The Harvard Business School Association of Boston sponsored a lunch with Barney Frank speaking on “The Mortgage Meltdown: Lessons for Public Policy” on Nov 10.
Congressman Frank stated that he would divide his talk into three parts:
How did we get into it?
How do we get out of it?
Future implications for regulation and financial services
He reviewed the major cycles of innovation, problems, and regulation that have occurred over the past 100+ years.
In the early 1900s, large enterprises called trusts were created to control industries or multiple lines of businesses. This was the beginning of the era of large companies. Then, the negative effects of monopoly power became evident and the trust-busters advocated breaking up the trusts. No, the other side said, let’s regulate and thus prohibitions against use of monopoly power and price fixing were established and applied to these entities.
With the large organizations needing capital, the stock market dramatically expanded—until the crash in 1929. Again, government stepped in and Roosevelt created the Security and Exchange Commission.
Securitization of assets was the latest wave of innovation and showed how interconnected the world is. “We need to regulate the activities, not the institution. If we regulate Bank A, then soon Bank A1 will appear to continue the activity.”

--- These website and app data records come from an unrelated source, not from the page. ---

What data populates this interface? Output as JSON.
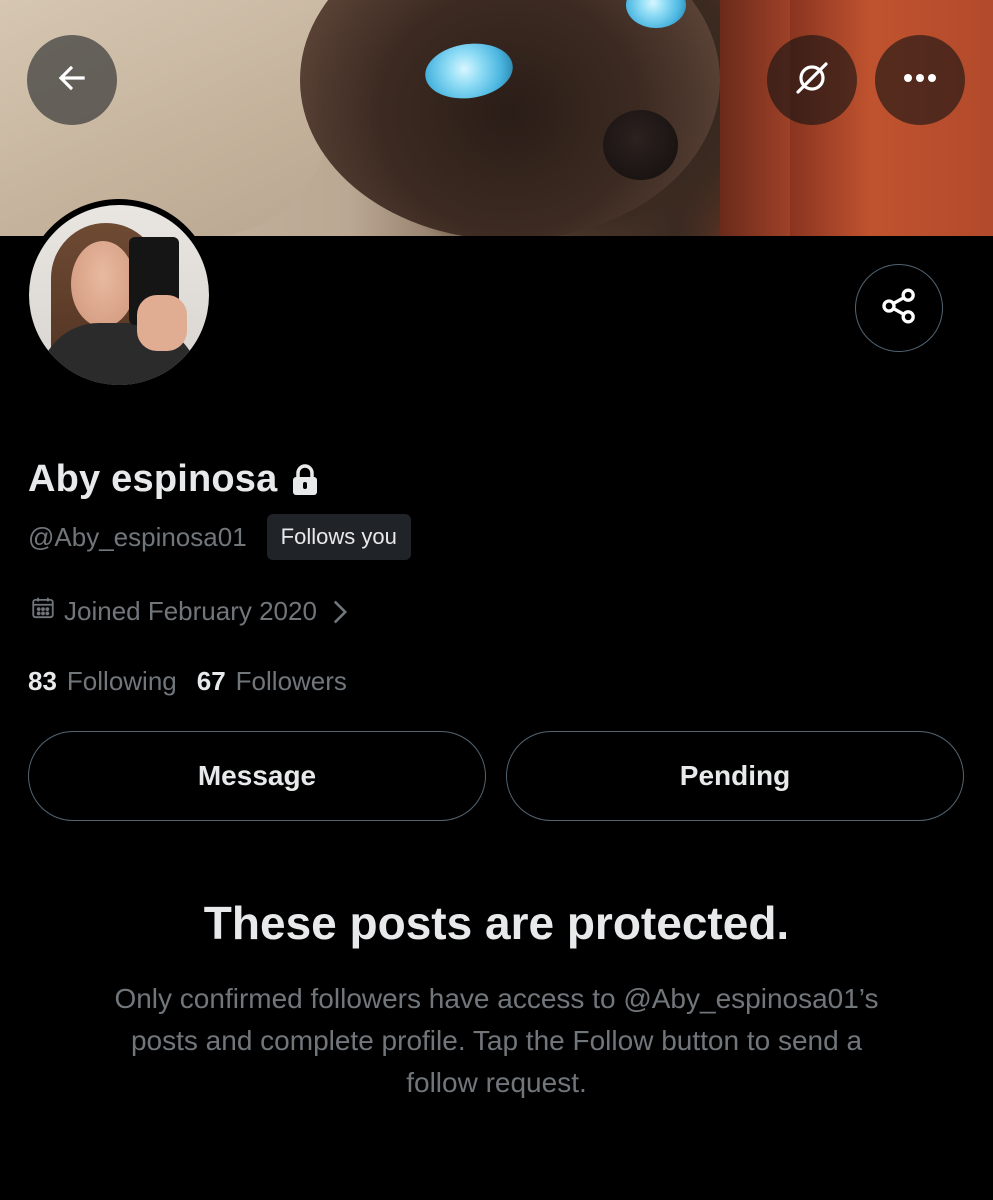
{
  "header": {
    "back_icon": "arrow-left-icon",
    "grok_icon": "grok-icon",
    "more_icon": "more-horizontal-icon"
  },
  "profile": {
    "display_name": "Aby espinosa",
    "protected_icon": "lock-icon",
    "handle": "@Aby_espinosa01",
    "follows_you_label": "Follows you",
    "joined_icon": "calendar-icon",
    "joined_text": "Joined February 2020",
    "following_count": "83",
    "following_label": "Following",
    "followers_count": "67",
    "followers_label": "Followers",
    "share_icon": "share-icon"
  },
  "actions": {
    "message_label": "Message",
    "pending_label": "Pending"
  },
  "protected_notice": {
    "title": "These posts are protected.",
    "body": "Only confirmed followers have access to @Aby_espinosa01’s posts and complete profile. Tap the Follow button to send a follow request."
  },
  "colors": {
    "background": "#000000",
    "primary_text": "#e7e9ea",
    "secondary_text": "#71767b",
    "border": "#536471",
    "badge_bg": "#202327"
  }
}
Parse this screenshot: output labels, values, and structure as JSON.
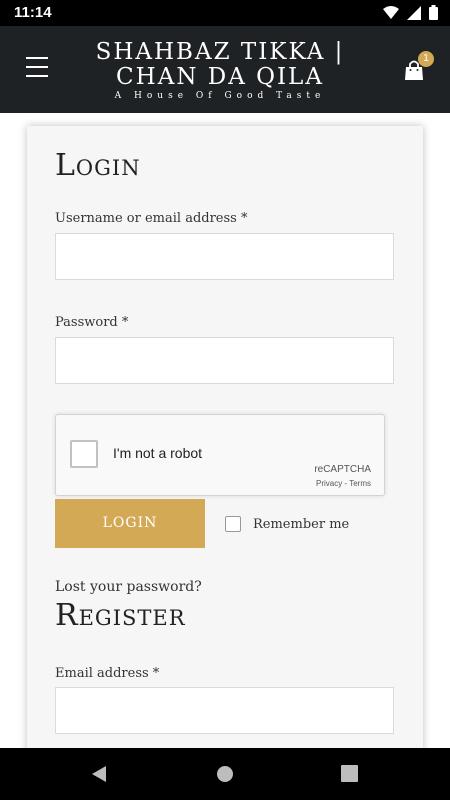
{
  "status_bar": {
    "time": "11:14"
  },
  "header": {
    "brand_line1": "SHAHBAZ TIKKA |",
    "brand_line2": "CHAN DA QILA",
    "tagline": "A House Of Good Taste",
    "cart_count": "1",
    "colors": {
      "background": "#1f2224",
      "accent": "#d4a955"
    }
  },
  "login": {
    "title": "Login",
    "username_label": "Username or email address *",
    "username_value": "",
    "password_label": "Password *",
    "password_value": "",
    "recaptcha": {
      "checkbox_label": "I'm not a robot",
      "brand": "reCAPTCHA",
      "links": "Privacy - Terms"
    },
    "submit_label": "LOGIN",
    "remember_label": "Remember me",
    "lost_password": "Lost your password?"
  },
  "register": {
    "title": "Register",
    "email_label": "Email address *",
    "email_value": ""
  },
  "icons": {
    "menu": "hamburger-icon",
    "cart": "shopping-bag-icon",
    "back": "back-triangle-icon",
    "home": "home-circle-icon",
    "recents": "recents-square-icon"
  }
}
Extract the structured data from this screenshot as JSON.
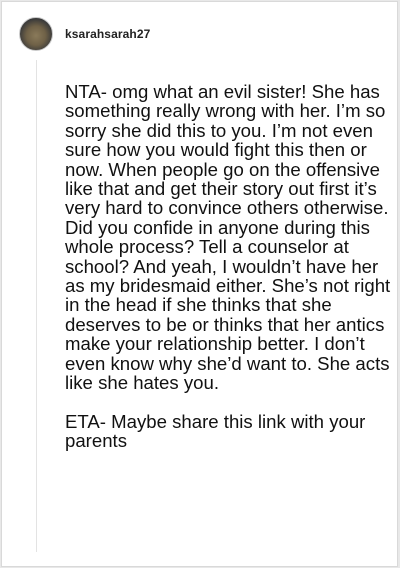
{
  "comment": {
    "username": "ksarahsarah27",
    "paragraphs": [
      "NTA- omg what an evil sister! She has something really wrong with her. I’m so sorry she did this to you. I’m not even sure how you would fight this then or now. When people go on the offensive like that and get their story out first it’s very hard to convince others otherwise. Did you confide in anyone during this whole process? Tell a counselor at school? And yeah, I wouldn’t have her as my bridesmaid either. She’s not right in the head if she thinks that she deserves to be or thinks that her antics make your relationship better. I don’t even know why she’d want to. She acts like she hates you.",
      "ETA- Maybe share this link with your parents"
    ]
  }
}
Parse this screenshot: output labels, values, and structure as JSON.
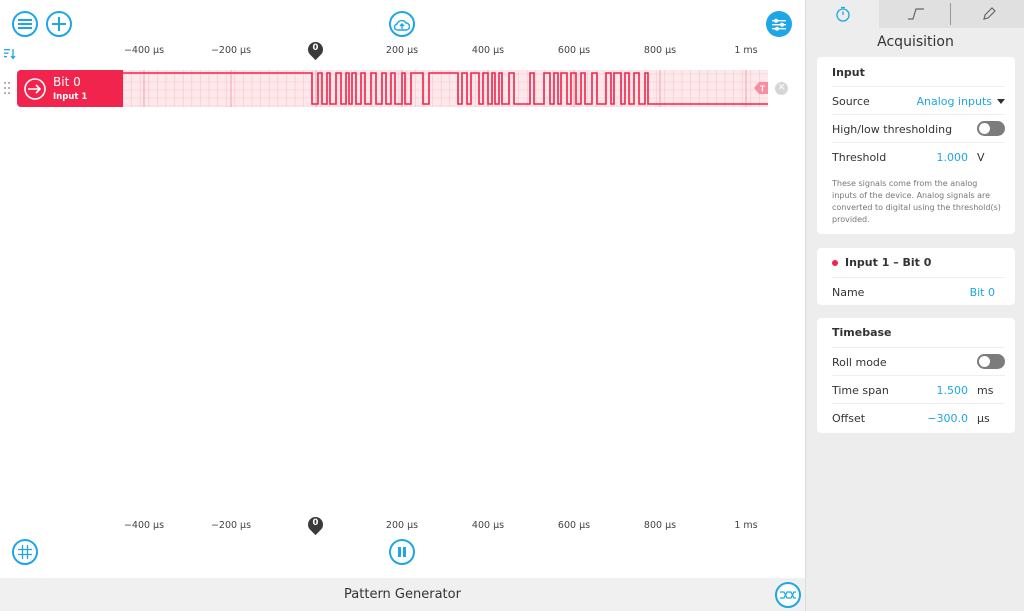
{
  "main": {
    "axis_ticks": [
      "−400 µs",
      "−200 µs",
      "0",
      "200 µs",
      "400 µs",
      "600 µs",
      "800 µs",
      "1 ms"
    ],
    "channel": {
      "name": "Bit 0",
      "sub": "Input 1",
      "color": "#f0244c"
    },
    "trigger_badge": "T"
  },
  "footer": {
    "title": "Pattern Generator"
  },
  "sidebar": {
    "title": "Acquisition",
    "input": {
      "header": "Input",
      "source_label": "Source",
      "source_value": "Analog inputs",
      "thresholding_label": "High/low thresholding",
      "threshold_label": "Threshold",
      "threshold_value": "1.000",
      "threshold_unit": "V",
      "note": "These signals come from the analog inputs of the device. Analog signals are converted to digital using the threshold(s) provided."
    },
    "channel_card": {
      "header": "Input 1 – Bit 0",
      "name_label": "Name",
      "name_value": "Bit 0"
    },
    "timebase": {
      "header": "Timebase",
      "roll_label": "Roll mode",
      "span_label": "Time span",
      "span_value": "1.500",
      "span_unit": "ms",
      "offset_label": "Offset",
      "offset_value": "−300.0",
      "offset_unit": "µs"
    }
  },
  "colors": {
    "accent": "#1ea6e6",
    "signal": "#f0244c"
  }
}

For example, we could require that originators keep the first 10% of any losses. That will get them to be more careful.
We need new regulations in the era of securitization. The historical cycle is that entities innovate to avoid regulation and constraints, then problems occur, and regulation is created to fix those problems. So entities innovate to avoid the new regulation and the cycle continues.
On getting out of this crisis, we need to make sure that financial institutions can make loans. “People over learn lessons.” We need to reduce foreclosures because foreclosures ripple out in concentric circles. “We are doing an economic recovery package aimed at infrastructure spending by states to present layoffs.”
Our whole fundamental view of the world was wrong. We thought that institutions would regulate themselves. “Didn’t happen.”
AIG’s regulated insurance business generated so much cash that it went into de-regulated businesses. “Something like selling life insurance to vampires. The expectation was that vampires never die so they’d never pay out, but, guess what, the vampires started dying.”
When I asked him about the possibility that the bailout would extend to the auto industry and the airlines, he replied “I’m skeptical about autos and airlines. Credit is essential; the decisions are based on interconnectedness, not direct benefit. The bailouts should not cost the government any money in the long run. Remember the airlines got a bunch of money after 9/11.”
In 1994, Congress gave Greenspan the power to regulate non-bank mortgage entities. He refused to do so. Bernanke is doing it. The Community Reinvestment Act (CRA) has been blamed for the bad mortgages. Not so, the banks were not the problem.
Rental assistance programs have gradually been cut. The question was asked, “What should these renters do?” The answer was “We’ll help them buy homes. A little like Marie Antoinette’s let them eat cake…..”
“Some people are not financially or temperamentally suited to be home owners. They should be renters.”
The previous administration’s thesis was that regulation/government was bad. The antithesis is too much involvement by government. The synthesis is balance.
“There’s a serious effort going on to fund a WPA and reduce mortgage foreclosures.” There’s more cooperation between parties going on although the House is more contentious than the Senate because House members are more ideological.
People ask “How are we going to fund them. Well, on Sept 10, 2001, there was no money in the budget for a war in Iraq. Since then, $600 billion has been found. I’ll find the guy who found the $600 billion and ask him.”